This coalition of businesses is calling on Florida lawmakers to make the Sunshine State a leader by making it a place where gay and transgender people can live, work and visit without fear of discrimination. The coalition is composed of Florida’s major employers, including Fortune 500 companies Darden Restaurants, Disney, CSX, Wells Fargo, Marriott, NextEra Energy, Office Depot and Tech Data.
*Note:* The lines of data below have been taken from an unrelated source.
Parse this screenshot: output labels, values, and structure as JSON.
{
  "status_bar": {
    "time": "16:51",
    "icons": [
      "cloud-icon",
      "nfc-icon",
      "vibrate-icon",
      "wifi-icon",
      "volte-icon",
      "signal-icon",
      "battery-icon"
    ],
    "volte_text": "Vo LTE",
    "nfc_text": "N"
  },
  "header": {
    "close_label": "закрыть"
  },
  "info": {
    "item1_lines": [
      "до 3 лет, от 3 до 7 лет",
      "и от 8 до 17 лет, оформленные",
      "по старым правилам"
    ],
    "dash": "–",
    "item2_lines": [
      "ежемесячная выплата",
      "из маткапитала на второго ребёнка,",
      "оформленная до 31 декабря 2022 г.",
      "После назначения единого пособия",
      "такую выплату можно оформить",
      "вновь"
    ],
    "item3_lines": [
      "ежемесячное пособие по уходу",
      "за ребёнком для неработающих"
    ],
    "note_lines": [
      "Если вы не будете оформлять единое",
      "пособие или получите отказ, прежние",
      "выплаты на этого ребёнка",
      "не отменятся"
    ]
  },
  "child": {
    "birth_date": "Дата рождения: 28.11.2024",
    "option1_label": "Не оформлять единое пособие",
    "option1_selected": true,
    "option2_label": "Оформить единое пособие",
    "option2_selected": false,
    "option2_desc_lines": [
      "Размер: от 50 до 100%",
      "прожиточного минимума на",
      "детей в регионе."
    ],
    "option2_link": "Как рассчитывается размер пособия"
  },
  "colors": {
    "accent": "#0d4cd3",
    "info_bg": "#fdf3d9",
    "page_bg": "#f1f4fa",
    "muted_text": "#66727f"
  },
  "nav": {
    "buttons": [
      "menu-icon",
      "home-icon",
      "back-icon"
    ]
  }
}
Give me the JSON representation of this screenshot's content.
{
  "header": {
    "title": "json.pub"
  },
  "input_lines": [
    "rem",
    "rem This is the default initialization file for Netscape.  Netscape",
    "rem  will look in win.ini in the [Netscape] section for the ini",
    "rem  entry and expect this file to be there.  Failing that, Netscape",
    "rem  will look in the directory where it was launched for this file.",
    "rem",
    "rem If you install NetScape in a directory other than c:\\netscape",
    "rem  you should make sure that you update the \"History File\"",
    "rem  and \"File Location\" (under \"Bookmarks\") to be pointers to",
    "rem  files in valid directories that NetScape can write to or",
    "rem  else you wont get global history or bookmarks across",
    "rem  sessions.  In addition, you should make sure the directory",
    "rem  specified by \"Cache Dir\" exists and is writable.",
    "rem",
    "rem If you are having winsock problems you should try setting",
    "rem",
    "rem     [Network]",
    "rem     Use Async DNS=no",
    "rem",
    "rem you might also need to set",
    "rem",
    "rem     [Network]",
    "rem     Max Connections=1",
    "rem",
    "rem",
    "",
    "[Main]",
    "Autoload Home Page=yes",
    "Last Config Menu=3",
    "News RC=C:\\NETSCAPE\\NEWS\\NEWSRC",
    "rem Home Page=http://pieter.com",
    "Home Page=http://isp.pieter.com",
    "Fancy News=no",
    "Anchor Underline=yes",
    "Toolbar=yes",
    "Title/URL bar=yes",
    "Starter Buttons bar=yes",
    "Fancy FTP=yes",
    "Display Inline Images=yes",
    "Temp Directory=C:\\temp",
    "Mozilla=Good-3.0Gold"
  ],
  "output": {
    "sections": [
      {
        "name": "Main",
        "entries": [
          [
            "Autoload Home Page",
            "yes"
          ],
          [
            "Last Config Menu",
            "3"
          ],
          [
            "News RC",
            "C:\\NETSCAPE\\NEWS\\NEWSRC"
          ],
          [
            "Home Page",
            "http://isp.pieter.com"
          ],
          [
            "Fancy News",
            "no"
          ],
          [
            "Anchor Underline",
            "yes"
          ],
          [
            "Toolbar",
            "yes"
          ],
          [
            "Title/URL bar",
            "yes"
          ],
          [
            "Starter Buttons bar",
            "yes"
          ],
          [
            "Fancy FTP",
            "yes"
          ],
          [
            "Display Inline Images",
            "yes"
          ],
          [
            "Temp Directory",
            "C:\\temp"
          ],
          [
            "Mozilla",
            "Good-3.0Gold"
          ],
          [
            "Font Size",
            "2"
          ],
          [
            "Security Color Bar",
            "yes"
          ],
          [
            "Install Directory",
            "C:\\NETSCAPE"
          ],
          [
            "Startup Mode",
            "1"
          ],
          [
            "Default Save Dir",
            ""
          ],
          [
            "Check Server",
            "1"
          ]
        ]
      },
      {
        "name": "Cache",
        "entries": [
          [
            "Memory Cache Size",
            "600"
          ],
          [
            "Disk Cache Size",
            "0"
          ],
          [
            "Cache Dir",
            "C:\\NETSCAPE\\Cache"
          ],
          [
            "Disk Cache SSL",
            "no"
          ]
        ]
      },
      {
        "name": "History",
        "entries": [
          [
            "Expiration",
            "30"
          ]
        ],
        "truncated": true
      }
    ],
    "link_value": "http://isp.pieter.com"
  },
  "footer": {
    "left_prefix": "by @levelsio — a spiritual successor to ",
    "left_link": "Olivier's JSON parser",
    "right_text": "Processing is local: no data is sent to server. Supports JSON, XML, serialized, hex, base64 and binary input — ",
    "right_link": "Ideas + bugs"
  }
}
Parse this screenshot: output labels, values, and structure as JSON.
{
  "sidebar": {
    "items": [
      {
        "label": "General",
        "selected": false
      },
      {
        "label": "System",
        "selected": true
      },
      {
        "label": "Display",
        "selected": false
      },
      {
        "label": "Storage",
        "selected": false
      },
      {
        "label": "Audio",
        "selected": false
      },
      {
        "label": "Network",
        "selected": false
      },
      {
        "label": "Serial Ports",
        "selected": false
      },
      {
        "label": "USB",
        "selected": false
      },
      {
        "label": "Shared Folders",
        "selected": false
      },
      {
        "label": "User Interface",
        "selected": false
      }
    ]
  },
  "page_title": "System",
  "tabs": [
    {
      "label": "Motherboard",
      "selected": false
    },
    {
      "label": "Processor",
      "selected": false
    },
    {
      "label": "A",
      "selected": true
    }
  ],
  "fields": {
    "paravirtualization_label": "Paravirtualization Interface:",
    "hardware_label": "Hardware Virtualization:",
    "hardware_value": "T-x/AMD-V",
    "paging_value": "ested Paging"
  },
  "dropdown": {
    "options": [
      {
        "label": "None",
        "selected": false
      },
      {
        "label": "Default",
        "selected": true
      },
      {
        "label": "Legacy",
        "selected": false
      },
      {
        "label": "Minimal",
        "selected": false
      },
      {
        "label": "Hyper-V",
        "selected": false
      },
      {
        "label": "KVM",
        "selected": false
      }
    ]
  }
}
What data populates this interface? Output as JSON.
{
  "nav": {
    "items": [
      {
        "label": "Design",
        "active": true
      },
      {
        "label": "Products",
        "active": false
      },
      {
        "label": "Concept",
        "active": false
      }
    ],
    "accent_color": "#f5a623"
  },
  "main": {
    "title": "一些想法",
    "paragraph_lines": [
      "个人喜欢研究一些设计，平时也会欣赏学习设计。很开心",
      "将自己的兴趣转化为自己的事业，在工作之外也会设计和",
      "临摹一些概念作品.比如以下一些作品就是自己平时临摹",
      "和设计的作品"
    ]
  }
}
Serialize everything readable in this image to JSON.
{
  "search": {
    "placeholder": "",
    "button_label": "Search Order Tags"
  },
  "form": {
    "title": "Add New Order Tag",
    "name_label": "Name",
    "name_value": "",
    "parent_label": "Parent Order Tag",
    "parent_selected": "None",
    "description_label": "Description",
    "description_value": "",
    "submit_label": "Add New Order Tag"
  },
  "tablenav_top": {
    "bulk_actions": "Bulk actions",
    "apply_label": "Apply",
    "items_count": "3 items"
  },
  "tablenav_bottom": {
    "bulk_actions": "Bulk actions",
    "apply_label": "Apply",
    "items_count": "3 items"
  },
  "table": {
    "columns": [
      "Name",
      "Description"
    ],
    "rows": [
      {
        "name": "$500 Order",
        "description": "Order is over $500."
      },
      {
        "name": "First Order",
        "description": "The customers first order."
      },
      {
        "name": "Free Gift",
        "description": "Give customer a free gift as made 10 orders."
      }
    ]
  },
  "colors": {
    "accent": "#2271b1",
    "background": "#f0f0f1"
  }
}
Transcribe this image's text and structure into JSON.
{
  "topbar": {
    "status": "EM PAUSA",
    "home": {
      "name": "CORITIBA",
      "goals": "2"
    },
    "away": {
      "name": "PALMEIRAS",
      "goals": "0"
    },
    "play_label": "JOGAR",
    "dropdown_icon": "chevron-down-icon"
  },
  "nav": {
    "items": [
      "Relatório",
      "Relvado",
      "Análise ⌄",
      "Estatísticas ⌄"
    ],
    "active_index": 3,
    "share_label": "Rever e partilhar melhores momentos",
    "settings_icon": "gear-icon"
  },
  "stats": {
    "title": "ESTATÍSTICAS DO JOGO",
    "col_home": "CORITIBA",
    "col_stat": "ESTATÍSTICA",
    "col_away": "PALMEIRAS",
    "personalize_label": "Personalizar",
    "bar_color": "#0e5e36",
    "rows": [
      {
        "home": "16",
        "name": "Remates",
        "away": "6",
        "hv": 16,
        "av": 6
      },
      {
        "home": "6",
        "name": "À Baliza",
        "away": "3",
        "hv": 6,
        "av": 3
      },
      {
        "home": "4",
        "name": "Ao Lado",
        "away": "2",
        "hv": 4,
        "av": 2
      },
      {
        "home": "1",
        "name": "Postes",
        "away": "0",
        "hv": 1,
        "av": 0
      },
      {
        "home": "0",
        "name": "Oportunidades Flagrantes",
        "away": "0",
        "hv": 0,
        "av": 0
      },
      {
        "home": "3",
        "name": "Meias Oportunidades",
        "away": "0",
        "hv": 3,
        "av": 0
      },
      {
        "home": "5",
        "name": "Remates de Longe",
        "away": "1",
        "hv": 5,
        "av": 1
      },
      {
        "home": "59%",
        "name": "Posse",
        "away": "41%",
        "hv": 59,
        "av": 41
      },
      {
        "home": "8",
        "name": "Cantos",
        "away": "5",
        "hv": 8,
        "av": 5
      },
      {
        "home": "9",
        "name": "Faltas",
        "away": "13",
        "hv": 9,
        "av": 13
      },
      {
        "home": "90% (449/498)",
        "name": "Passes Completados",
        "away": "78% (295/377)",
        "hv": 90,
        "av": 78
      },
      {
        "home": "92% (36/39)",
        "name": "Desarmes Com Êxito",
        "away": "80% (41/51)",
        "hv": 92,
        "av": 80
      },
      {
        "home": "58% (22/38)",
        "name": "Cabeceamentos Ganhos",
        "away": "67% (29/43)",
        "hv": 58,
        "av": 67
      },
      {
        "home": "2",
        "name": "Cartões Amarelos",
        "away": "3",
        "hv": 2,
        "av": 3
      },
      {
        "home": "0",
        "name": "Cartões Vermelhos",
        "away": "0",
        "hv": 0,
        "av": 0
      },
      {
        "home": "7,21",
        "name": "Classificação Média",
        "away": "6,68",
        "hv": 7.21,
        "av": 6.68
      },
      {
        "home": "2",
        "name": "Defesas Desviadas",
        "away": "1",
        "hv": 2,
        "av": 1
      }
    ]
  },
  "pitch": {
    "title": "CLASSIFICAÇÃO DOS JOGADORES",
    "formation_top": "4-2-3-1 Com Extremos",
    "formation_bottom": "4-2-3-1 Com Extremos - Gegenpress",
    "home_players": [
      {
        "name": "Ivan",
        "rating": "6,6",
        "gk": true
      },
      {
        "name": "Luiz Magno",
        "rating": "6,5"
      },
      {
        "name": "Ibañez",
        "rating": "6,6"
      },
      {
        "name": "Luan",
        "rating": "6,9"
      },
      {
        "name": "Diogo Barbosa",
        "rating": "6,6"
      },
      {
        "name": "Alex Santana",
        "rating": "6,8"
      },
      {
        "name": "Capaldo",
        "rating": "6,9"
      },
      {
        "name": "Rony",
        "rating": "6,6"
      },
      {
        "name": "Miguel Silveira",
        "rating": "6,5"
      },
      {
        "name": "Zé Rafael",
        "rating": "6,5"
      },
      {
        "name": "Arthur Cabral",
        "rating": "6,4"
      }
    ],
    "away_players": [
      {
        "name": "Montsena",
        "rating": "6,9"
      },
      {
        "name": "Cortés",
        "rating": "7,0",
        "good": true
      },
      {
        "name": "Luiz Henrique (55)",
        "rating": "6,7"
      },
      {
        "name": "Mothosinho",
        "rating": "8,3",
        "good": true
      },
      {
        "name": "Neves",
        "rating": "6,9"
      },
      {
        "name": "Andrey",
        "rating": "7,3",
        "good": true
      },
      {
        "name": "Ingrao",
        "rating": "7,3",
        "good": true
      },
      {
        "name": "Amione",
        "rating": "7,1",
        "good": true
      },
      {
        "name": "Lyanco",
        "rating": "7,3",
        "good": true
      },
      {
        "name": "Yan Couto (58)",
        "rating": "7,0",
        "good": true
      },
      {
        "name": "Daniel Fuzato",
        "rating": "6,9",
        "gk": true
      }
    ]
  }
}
Those corporations, as well as Florida Realtors, and the Florida Restaurant and Lodging Association, support passage of the Competitive Workforce Act. Passing the law simply adds gay and transgender people to those protected under existing statewide anti-discrimination laws related to employment, housing and public accommodations.
More than half of Florida’s population lives in communities that have sexual orientation and gender identity protections in their local nondiscrimination laws.
With the passage of nondiscrimination laws in Leesburg and Delray Beach a total of 32 municipalities in Florida now offer LGBT protections. Local community leaders should be commended, but in the absence of a statewide law, variations of local non-discrimination laws may leave some business owners confused, especially if they operate in more than one municipality.
During the 2015 Florida Legislative Session, state lawmakers refused to hear the Competitive Workforce Act in committee. But why? Do they fear the political repercussions of supporting or opposing it? They shouldn’t.
State and national polls repeatedly tell us such hypothetical concerns influencing lawmakers are based on fallacies. For example, the Public Religion Research Institute conducted a nationwide survey in June 2015 that found nearly seven in 10 Americans favor laws that would protect LGBT individuals against discrimination in jobs, public accommodations and housing. The support is not just coming from liberals and non-religious people. Rather, 65 percent of Republicans and 67 percent of white mainline Protestants favor such laws.
According to an Internet survey of 500 small business owners conducted for Small Business Majority by Greenberg Quinlan Rosner Research, the poll found that as many as 8 in 10 small business owners were in support of a federal law to protect LGBT individuals against discrimination in public accommodations, such as restaurants, hotels and other businesses that are open to the public.
A series of polls obtained by TIME, which surveyed Republican voters in the early primary states of Iowa, New Hampshire, South Carolina and Nevada, showed that “Nationally, 59% of Republican voters say there should be laws banning discrimination against gays and lesbians in employment, housing, credit, education and public accommodations, such as hotel stays or restaurant service. Among Republican millennials—young voters—that number reaches 79% support. Twenty-three percent of Republicans surveyed said they would be more likely to support a candidate who endorses a non-discrimination bill.”
If you believe Florida lawmakers should pass the Competitive Workforce Act, please tell your state lawmaker Florida should no longer lag behind other states by condoning discrimination against LGBT people.
The time is now for the Sunshine State to show it does not tolerate discrimination of any kind in the workplace and in housing and public accommodations.
The Florida Businesses for a Competitive Workforce Coalition is a 501c(4) formed to support the Florida Competitive Workforce Act. For information, go to www.FlCompetitiveWorkforce.com. FBCW leadership includes President Patrick Geraghty, chairman of the board and CEO, Florida Blue. Column courtesy of Context Florida.